From VOA Learning English, this is In The News.
The United States and Iranian officials meet in Vienna for a final round of talk on Iran’s nuclear program. However, a top U.S. official says negotiators may not reach an agreement by the time limit of June 30.
U.S. Secretary of State John Kerry and Iranian Foreign Minister Mohammad Javad Zarif are planning private discussions in the Austrian capital. Others expected to take part in the talks are the “P5 plus one” nations. They are the five permanent members of the United Nations Security Council and Germany.
The U.S. official said negotiators remain “committed” to the June 30 deadline but talks may continue beyond that date. The official added that all parties in the talks want to get a good agreement. But Obama administration spokesman, Josh Earnest, said there are no immediate plans to extend the deadline beyond Tuesday.
“The negotiations continue to be difficult but there continues to be a good faith effort on both sides to try to complete them in the timetable that we’ve laid out.”
Iran reached a framework agreement with the U.S., Russia, China, France, Britain and Germany on April 2. The agreement would permit inspections of nuclear sites and place limits on Iran’s ability to enrich uranium, which can be used as fuel for a nuclear weapon. In exchange, Iran would receive relief from international sanctions. However, negotiators are still working on details of the plan.
One debated issue in negotiations is when sanctions will be lifted. Iran wants an immediate end to sanctions if an agreement is reached. The restrictions have seriously hurt the county’s economy. Other countries involved in the negotiations want sanctions to be removed in steps over time. They also want a process to verify that Iran is observing the agreement.

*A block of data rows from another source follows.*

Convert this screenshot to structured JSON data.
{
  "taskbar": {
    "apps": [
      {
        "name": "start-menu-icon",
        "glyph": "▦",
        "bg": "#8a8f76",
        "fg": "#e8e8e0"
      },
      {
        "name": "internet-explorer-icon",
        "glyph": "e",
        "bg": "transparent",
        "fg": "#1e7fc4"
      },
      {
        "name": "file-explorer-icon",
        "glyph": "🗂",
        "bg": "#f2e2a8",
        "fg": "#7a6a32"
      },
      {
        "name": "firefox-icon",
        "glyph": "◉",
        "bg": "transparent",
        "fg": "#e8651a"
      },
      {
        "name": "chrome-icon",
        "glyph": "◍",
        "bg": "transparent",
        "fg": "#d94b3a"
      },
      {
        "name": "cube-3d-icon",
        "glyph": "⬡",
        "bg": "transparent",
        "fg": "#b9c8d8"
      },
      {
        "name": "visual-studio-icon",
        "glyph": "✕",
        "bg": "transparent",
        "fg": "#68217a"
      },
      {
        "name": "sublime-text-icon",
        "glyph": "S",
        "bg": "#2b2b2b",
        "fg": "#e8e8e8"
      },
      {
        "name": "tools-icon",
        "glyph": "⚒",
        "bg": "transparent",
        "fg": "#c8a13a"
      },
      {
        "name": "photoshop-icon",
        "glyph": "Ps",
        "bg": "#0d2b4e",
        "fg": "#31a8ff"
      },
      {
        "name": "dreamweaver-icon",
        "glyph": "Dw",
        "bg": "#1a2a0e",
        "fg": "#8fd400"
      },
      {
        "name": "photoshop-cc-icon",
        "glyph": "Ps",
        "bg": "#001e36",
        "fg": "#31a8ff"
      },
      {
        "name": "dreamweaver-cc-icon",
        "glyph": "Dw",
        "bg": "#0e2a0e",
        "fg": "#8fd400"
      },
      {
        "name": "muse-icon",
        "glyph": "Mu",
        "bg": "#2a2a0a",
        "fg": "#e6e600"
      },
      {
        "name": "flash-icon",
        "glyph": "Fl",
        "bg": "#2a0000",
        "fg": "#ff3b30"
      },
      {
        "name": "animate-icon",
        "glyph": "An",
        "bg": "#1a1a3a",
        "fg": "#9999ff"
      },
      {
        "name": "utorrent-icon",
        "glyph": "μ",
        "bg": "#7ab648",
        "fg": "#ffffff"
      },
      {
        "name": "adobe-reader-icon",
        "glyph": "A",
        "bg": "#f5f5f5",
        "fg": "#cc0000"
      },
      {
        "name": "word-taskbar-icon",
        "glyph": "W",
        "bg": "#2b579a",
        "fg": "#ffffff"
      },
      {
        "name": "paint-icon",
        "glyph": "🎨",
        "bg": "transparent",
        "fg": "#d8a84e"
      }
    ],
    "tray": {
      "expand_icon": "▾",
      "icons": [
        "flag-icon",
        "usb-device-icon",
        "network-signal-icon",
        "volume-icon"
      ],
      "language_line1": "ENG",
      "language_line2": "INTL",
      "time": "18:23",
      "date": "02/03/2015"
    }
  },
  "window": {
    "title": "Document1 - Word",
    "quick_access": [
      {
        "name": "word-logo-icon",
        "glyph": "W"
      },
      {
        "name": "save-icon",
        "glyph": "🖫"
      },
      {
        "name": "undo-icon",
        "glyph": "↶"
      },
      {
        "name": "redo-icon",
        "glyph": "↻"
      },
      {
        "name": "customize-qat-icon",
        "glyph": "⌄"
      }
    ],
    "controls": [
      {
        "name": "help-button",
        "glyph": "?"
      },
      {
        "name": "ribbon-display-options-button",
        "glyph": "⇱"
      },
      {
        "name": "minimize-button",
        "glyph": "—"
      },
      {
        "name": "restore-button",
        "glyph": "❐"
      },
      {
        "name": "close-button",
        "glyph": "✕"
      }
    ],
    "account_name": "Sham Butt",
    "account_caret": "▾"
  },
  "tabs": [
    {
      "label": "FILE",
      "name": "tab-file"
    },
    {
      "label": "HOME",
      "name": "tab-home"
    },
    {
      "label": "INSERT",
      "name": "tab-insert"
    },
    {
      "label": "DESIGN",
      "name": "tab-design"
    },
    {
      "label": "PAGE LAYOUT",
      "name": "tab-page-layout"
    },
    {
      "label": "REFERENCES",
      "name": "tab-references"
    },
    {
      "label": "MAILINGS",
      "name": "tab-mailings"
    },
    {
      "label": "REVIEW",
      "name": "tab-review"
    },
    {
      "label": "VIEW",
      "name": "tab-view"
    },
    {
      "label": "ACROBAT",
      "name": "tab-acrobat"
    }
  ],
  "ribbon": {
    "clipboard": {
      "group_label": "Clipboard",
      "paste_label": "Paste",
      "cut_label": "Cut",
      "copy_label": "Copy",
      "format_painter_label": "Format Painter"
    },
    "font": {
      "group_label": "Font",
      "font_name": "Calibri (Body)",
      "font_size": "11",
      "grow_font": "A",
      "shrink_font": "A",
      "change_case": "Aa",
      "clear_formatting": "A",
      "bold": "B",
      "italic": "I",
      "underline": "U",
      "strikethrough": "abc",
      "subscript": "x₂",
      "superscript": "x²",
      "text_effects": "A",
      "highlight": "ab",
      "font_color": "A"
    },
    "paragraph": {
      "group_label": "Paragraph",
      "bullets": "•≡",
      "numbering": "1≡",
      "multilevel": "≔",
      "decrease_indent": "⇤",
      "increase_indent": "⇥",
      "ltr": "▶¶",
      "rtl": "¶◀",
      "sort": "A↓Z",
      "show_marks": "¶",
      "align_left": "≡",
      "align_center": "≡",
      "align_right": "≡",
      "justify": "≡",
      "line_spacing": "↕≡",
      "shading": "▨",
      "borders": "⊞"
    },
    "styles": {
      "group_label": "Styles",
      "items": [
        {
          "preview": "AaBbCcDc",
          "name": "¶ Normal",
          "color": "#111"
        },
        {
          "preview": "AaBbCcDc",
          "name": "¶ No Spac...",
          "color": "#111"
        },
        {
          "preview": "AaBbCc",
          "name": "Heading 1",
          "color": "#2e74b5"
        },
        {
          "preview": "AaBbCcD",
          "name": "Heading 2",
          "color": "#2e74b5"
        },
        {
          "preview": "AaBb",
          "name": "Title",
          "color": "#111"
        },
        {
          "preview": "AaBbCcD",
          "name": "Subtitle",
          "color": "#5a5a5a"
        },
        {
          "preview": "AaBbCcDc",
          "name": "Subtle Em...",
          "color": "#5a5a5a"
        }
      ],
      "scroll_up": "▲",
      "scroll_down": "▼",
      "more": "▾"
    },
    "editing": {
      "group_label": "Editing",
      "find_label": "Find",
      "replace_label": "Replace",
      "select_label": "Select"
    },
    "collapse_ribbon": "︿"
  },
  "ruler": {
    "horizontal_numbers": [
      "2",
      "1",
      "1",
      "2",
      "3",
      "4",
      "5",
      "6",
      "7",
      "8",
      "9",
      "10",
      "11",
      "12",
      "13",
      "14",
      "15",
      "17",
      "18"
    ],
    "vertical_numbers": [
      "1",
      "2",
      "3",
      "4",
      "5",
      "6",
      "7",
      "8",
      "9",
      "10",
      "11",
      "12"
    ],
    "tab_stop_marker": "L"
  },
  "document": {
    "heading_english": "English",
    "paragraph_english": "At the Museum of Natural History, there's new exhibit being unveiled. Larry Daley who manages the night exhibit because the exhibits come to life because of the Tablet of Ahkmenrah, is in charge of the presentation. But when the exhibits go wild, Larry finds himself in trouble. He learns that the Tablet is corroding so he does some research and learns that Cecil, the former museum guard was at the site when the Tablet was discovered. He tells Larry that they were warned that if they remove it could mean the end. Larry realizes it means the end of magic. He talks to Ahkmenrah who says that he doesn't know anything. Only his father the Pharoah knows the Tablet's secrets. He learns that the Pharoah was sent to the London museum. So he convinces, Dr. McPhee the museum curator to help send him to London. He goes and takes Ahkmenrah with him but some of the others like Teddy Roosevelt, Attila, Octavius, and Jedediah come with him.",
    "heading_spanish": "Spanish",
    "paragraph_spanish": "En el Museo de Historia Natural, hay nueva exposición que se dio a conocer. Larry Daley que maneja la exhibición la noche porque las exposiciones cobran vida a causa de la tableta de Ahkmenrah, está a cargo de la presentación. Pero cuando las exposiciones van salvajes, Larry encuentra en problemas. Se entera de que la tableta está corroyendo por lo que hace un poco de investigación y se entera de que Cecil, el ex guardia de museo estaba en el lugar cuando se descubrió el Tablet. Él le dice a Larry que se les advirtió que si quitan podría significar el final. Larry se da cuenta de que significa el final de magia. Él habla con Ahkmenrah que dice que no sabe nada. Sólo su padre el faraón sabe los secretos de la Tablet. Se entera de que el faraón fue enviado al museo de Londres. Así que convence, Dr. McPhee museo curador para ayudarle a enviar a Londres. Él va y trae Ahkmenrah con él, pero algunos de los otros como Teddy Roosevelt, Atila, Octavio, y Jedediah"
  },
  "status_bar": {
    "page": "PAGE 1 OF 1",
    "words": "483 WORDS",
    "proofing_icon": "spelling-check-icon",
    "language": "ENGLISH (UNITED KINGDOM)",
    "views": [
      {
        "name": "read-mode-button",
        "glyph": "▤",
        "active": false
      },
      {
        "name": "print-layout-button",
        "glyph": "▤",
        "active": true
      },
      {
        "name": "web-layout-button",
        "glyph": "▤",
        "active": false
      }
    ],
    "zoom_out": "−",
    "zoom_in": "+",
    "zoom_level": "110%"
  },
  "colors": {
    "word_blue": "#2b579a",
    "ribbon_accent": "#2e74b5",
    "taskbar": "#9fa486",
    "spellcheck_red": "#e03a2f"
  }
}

Iranian Supreme Leader Ayatollah Ali Khamenei
The two sides also disagree over inspections of suspected nuclear centers. Iran’s spiritual leader, Ayatollah Ali Khamenei, said Iran will not permit international inspectors to see military sites, scientists or documents. He spoke Tuesday on state television. He rejected limitations on the countries nuclear research and development lasting 10 to 12 years. And he demanded that sanctions be lifted upon signing the deal instead of in stages. In previous statements, the religious leader had expressed support for the talks.

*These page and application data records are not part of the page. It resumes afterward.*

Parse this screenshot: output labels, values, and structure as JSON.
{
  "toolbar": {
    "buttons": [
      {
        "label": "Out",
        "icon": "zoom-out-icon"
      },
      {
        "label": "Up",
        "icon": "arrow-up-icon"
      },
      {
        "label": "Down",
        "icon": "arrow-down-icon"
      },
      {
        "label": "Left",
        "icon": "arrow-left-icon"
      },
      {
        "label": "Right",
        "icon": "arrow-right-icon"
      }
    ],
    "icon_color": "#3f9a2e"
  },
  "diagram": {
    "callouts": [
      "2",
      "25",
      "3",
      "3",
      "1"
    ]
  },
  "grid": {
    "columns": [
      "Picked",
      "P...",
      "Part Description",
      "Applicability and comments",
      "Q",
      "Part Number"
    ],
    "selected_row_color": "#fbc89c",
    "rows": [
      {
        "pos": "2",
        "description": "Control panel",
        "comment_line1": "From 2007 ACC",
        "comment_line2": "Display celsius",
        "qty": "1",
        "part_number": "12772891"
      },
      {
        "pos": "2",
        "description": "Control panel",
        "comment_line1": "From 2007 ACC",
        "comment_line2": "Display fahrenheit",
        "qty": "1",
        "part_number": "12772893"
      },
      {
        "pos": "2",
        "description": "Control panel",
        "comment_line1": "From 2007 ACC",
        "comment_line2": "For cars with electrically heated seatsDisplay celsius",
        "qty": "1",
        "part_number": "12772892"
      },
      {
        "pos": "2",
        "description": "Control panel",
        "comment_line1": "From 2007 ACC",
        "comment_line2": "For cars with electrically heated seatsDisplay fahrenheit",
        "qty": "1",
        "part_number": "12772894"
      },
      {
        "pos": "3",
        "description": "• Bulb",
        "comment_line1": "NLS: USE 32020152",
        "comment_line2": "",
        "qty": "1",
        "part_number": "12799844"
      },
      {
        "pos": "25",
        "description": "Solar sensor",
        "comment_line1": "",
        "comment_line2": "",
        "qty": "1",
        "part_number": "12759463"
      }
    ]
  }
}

Secretary Kerry answered the comments saying the Iranian leader’s comments were not new. He said, “What matters …is what is agreed upon within the four corners of the document, that is what is yet to be determined.”
Mr. Kerry added that if Iran fails to abide by the framework agreement reached in Lausanne, Switzerland, “there will not be an agreement.”
Former Ambassador James Jeffrey is one of several former officials to sign an open letter expressing concern that the agreement may not be a good one. Five of those officials have served in the administration of President Obama. Mr. Jeffrey said those who signed the letter are concerned the administration will offer too many concessions. They urged tough inspections, long-term limits on nuclear research, full information on Iran’s past activities and a gradual reduction in sanctions.
Negotiation between Iran and the six powers have lasted for two years. There already have been two extensions of negotiating deadlines. Mark Fitzpatrick of the International Institute for Strategic Studies said, “The comprehensive deal, if and when it is struck, needs to be clear and detailed as to what is allowed and what’s not allowed.”
I’m Mario Ritter.
This story uses reporting from VOA’s William Gallo, Pamela Dockins, Al Pessin and Victor Beattie. Mario Ritter wrote it for VOA Learning English. Hai Do was the editor.
Words in the News
framework – n. an agreement on the structure of a deal, but not its details and how it will be carried out
sanction(s) – n. actions that are taken to make a country obey international law by limiting trade with that country
verify – v. to prove, to find out if something is true, correct or as it should be
concession(s) – n. things given up in order to get something that is desired such as an outcome
gradual – adj. something that comes into being slowly over time